An Independent People
By Elizabeth A. Fenn, Peter H. Wood, Harry L. Watson, Thomas H. Clayton, Sydney Nathans, Thomas C. Parramore, and Jean B. Anderson; Maps by Mark Anderson Moore. Edited by Joe A. Mobley. From The Way We Lived in North Carolina, 2003. Published by the North Carolina Office of Research and History in association with the University of North Carolina Press. Republished in NCpedia by permission.
See also: The Way We Lived in North Carolina: Introduction; Part I: Natives and Newcomers, North Carolina before 1770; Part II: An Independent People, North Carolina, 1770-1820; Part III: Close to the Land, North Carolina, 1820-1870; Part IV: The Quest for Progress, North Carolina 1870-1920; Part V: Express Lanes and Country Roads, North Carolina 1920-2001

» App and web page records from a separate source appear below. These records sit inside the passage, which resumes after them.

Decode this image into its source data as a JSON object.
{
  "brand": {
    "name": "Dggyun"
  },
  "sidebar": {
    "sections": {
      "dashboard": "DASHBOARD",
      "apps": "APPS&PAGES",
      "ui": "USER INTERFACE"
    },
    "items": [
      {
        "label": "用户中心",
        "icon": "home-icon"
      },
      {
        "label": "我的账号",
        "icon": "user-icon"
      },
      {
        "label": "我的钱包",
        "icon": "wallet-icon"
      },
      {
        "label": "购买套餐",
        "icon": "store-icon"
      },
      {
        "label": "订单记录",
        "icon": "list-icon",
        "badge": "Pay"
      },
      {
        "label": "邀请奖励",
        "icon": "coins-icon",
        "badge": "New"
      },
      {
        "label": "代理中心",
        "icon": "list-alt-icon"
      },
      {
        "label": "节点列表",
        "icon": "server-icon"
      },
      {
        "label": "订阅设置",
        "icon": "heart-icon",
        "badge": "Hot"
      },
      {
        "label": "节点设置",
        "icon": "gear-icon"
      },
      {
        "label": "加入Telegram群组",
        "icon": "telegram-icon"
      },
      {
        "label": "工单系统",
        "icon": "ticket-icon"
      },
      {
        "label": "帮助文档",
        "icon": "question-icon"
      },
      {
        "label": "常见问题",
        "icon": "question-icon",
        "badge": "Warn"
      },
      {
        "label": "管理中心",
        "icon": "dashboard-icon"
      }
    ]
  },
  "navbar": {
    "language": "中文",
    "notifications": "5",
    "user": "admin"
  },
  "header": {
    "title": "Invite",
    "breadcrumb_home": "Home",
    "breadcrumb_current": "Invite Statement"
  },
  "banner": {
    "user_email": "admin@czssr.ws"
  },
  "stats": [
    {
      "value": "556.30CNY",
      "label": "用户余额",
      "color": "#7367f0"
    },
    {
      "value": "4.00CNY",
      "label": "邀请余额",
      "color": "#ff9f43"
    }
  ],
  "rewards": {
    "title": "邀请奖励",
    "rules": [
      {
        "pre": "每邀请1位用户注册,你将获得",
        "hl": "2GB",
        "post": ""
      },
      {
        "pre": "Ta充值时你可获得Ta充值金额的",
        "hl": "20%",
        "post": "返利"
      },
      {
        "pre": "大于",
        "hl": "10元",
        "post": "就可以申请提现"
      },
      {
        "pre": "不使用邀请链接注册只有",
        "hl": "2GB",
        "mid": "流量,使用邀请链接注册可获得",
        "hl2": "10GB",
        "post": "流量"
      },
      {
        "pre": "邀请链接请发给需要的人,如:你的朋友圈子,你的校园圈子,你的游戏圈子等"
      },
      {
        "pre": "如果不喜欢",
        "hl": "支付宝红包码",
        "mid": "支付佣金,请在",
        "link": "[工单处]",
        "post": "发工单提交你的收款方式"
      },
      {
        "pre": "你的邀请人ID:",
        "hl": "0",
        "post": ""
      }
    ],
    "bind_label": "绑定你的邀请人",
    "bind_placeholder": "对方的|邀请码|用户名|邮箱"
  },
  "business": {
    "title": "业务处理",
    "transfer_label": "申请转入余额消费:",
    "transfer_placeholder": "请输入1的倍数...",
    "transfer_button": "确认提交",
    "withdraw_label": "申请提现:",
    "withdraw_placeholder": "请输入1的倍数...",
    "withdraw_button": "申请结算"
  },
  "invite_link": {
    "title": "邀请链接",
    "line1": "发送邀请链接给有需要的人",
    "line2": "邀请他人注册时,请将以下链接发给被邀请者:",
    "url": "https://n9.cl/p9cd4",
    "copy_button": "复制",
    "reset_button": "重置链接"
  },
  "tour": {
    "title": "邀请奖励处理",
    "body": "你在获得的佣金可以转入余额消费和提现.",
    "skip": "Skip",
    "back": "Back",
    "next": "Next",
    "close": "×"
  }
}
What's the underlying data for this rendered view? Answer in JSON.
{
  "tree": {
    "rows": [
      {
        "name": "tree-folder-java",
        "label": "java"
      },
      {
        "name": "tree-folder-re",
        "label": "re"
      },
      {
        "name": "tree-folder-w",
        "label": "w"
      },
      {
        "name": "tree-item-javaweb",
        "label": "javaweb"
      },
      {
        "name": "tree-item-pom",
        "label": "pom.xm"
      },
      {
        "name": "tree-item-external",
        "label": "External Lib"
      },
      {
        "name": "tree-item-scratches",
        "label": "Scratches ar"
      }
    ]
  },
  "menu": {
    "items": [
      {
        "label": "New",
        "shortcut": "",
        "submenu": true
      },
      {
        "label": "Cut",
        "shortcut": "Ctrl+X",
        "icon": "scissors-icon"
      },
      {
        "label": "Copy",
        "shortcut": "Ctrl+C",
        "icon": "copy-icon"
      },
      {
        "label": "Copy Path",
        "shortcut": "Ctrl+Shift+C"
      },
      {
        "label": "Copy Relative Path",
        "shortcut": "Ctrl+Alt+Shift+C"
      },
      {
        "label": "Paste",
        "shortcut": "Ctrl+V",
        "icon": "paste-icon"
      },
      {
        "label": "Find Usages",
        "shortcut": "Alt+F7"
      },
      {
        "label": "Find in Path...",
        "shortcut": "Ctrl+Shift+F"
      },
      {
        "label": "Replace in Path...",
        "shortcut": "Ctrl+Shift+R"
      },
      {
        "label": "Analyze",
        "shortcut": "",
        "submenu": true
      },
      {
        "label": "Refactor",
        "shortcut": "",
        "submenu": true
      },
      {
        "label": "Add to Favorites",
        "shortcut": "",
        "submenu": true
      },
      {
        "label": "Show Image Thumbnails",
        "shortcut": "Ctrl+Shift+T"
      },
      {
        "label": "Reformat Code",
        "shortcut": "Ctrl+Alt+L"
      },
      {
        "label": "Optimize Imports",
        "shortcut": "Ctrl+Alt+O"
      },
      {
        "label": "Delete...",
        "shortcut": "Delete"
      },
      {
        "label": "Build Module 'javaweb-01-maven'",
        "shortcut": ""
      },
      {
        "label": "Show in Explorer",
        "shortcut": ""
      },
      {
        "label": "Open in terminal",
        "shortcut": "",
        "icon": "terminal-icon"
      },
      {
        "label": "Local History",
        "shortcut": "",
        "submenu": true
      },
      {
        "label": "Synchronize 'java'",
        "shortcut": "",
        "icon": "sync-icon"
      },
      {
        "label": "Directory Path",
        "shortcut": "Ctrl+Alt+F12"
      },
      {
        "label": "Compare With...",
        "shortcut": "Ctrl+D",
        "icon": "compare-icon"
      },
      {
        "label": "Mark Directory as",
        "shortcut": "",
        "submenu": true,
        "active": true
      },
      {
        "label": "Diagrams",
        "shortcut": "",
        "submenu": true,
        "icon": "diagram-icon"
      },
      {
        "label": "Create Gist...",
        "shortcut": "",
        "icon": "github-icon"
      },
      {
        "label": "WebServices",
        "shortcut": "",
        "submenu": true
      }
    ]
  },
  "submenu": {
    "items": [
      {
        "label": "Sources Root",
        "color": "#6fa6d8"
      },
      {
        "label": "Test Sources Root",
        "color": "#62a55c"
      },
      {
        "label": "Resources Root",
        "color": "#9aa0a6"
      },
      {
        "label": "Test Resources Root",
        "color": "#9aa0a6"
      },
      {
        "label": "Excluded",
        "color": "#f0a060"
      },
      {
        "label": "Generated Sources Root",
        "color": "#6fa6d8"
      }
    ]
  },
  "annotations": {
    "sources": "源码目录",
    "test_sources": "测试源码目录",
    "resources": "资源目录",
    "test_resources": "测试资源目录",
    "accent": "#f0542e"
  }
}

When the shooting of the American Revolution died away, North Carolinians continued to work out the meaning of independence in the fabric of their daily lives. An Independent People describes how these efforts toward independence left their marks on public and private life.
Early republican North Carolina was no egalitarian utopia. Most African Americans were slaves, Indians were more threatened than before the war, and all women remained subordinate to men. In the years after the Revolution, however, free North Carolinians wrote their first constitution, opened the first state university, and transformed their churches in a stirring revival of religion
By 1820, North Carolinians were facing the insistent reality that one cycle of adjustment would not be enough. The demands of independence would call for repeated bursts of wrenching transformations.
Keep reading: The Forest and the Indians | North Carolina 1770-1820
Fenn, Elizabeth Anne, and Joe A. Mobley. 2003. The way we lived in North Carolina. Chapel Hill, NC [u.a.]: Published in association with the Office of Archives and History, North Carolina Dept. of Cultural Resources, by the University of North Carolina Press.
Canova Washington. 2010. Photograph of original artwork. https://commons.wikimedia.org/wiki/File:Canova-Washington.JPG
21 March 2019 | Anderson, Jean B.